Originally Posted by brian_bp
Originally Posted by Hopeful
Okay, stupid question...but to put the switch in the "on" position with the push button start, I assume I would just push the button without pushing the brake peddle?
Although I assume that the owner's manual has the answer for this, the fact that its not
a stupid question, and the operation of the ignition switch is not
obvious, is a good example of why I think a single "1/0" button for a vehicle's ignition is stupid. It isn't even convenient for a computer (where this on/off toggle design started), and makes no sense for a car. An intelligent design would be a rotary switch just like the traditional key setup, but without the key.
I just read the "engine (ignition) switch" section (for "vehicles with smart key system") of the 2011 owners manual (starts on page 215 of section 2-1), and I still don't know exactly how to get the ignition on without starting.
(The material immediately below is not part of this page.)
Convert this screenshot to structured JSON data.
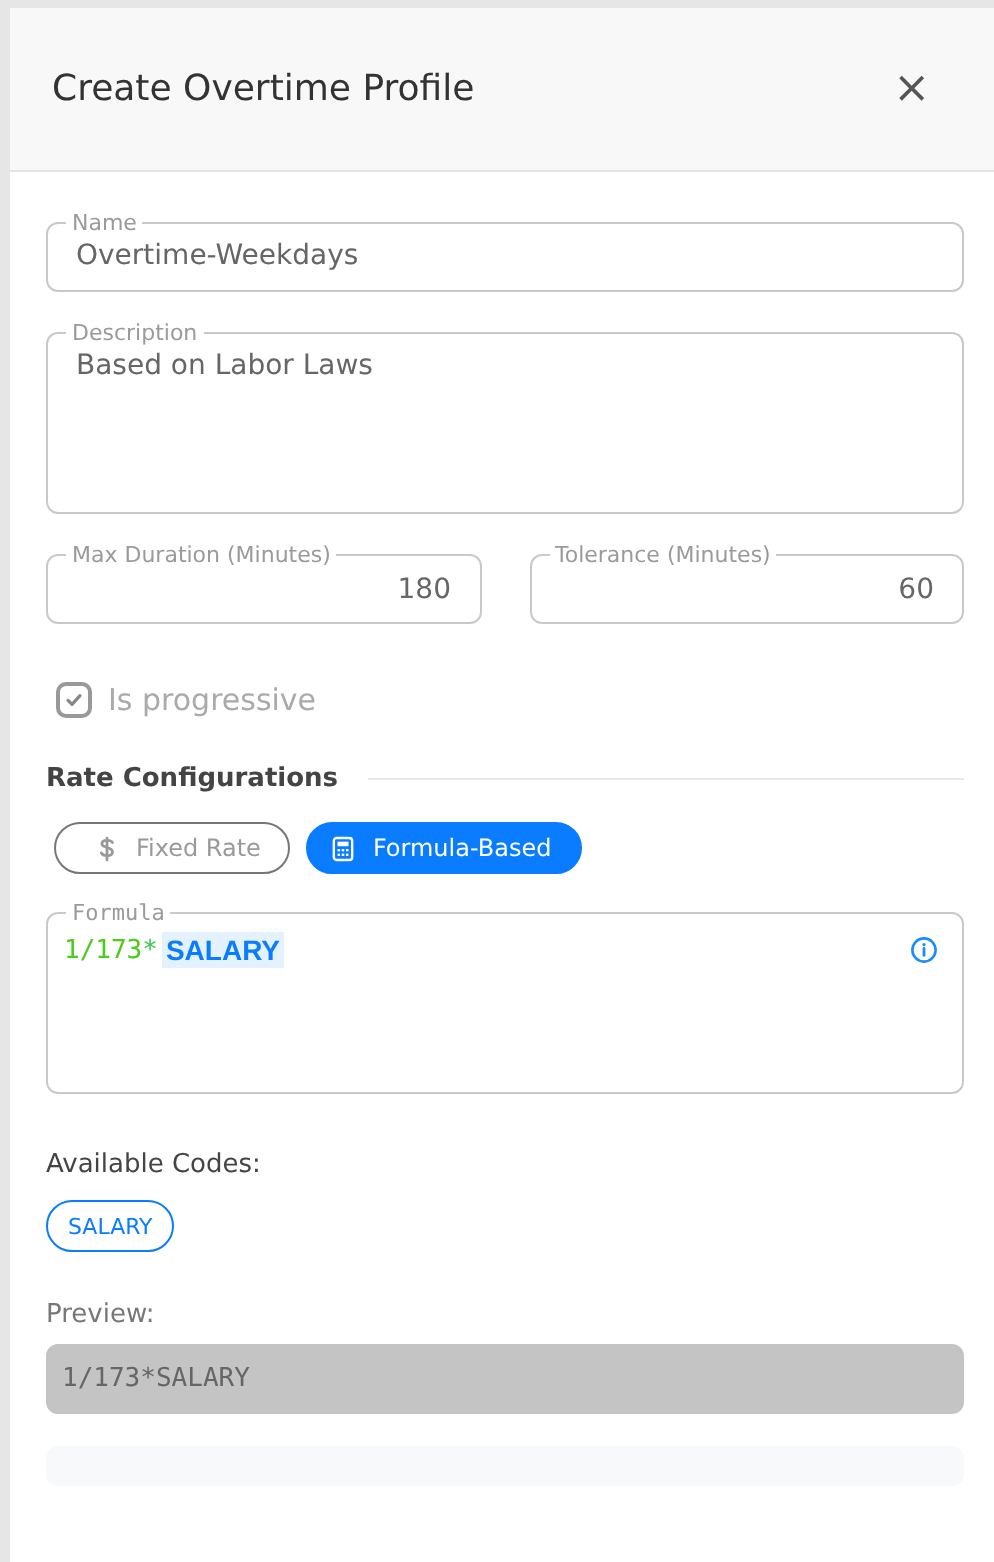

It may not matter, since jvk's comment suggests that this switch dance is not required in models with the fancy screen... which I'm guessing would include any version with Smart Key. That's probably in the manual, but I have not downloaded all the sections for the third generation, and it's not obvious in the sections that I do have.
Well...your point is well taken: I once spent a fun 10 minutes in a not-great section of Chicago trying to get a Prius started (made even harder by the fact that, of course, "started" didn't mean the engine was running!).
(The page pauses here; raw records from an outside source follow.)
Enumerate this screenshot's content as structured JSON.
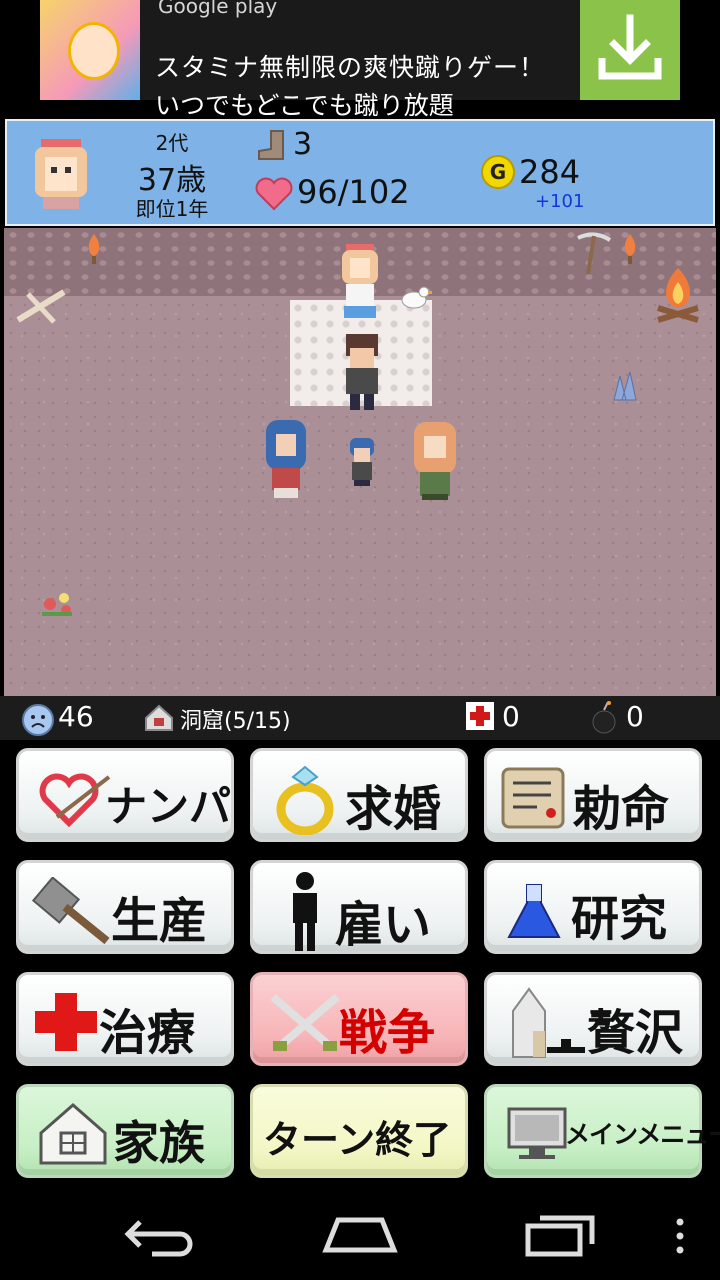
{
  "ad": {
    "store": "Google play",
    "headline": "スタミナ無制限の爽快蹴りゲー！",
    "subline": "いつでもどこでも蹴り放題",
    "download_icon": "download-icon"
  },
  "status": {
    "generation": "2代",
    "age": "37歳",
    "reign": "即位1年",
    "steps": "3",
    "hp": "96/102",
    "gold_symbol": "G",
    "gold": "284",
    "gold_income": "+101"
  },
  "infobar": {
    "mood_value": "46",
    "location": "洞窟(5/15)",
    "medical": "0",
    "bombs": "0"
  },
  "buttons": {
    "nanpa": "ナンパ",
    "kyukon": "求婚",
    "chokumei": "勅命",
    "seisan": "生産",
    "yatoi": "雇い",
    "kenkyu": "研究",
    "chiryo": "治療",
    "senso": "戦争",
    "zeitaku": "贅沢",
    "kazoku": "家族",
    "turn_end": "ターン終了",
    "main_menu": "メインメニュー"
  },
  "colors": {
    "status_bg": "#7fb2e6",
    "map_bg": "#aa8f96",
    "war_button": "#f7b5b8",
    "family_button": "#c7efc5",
    "turn_end_button": "#f3f7c6",
    "main_menu_button": "#c7efc5",
    "ad_download": "#8bc34a"
  }
}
However, I believe that it has become standard for pushbutton start to work as the Sienna's does: push without stepping on brake pedal, get Accessory; press again, get On (but no engine); press again, Off. Whether the manual does a good job of explaining it is, of course, another matter.
My point isn't that it's a dumb question -- it's not -- but that there's a lot to driving a car that's not that well documented because the interface is (largely) standardized (wipers and lights notwithstanding).
Contrast this with the early days of cars, where everything was different from one to the next; or to airplanes, where that's largely still true. Imagine if this standardization hadn't happened -- "My license only allows me to drive Fords and Chryslers, not GM products"! (And the niche makers would REALLY be in a world o' hurt -- where would you go to learn how to drive a Ferrari? Well, I guess if you can afford one, you could afford the training...)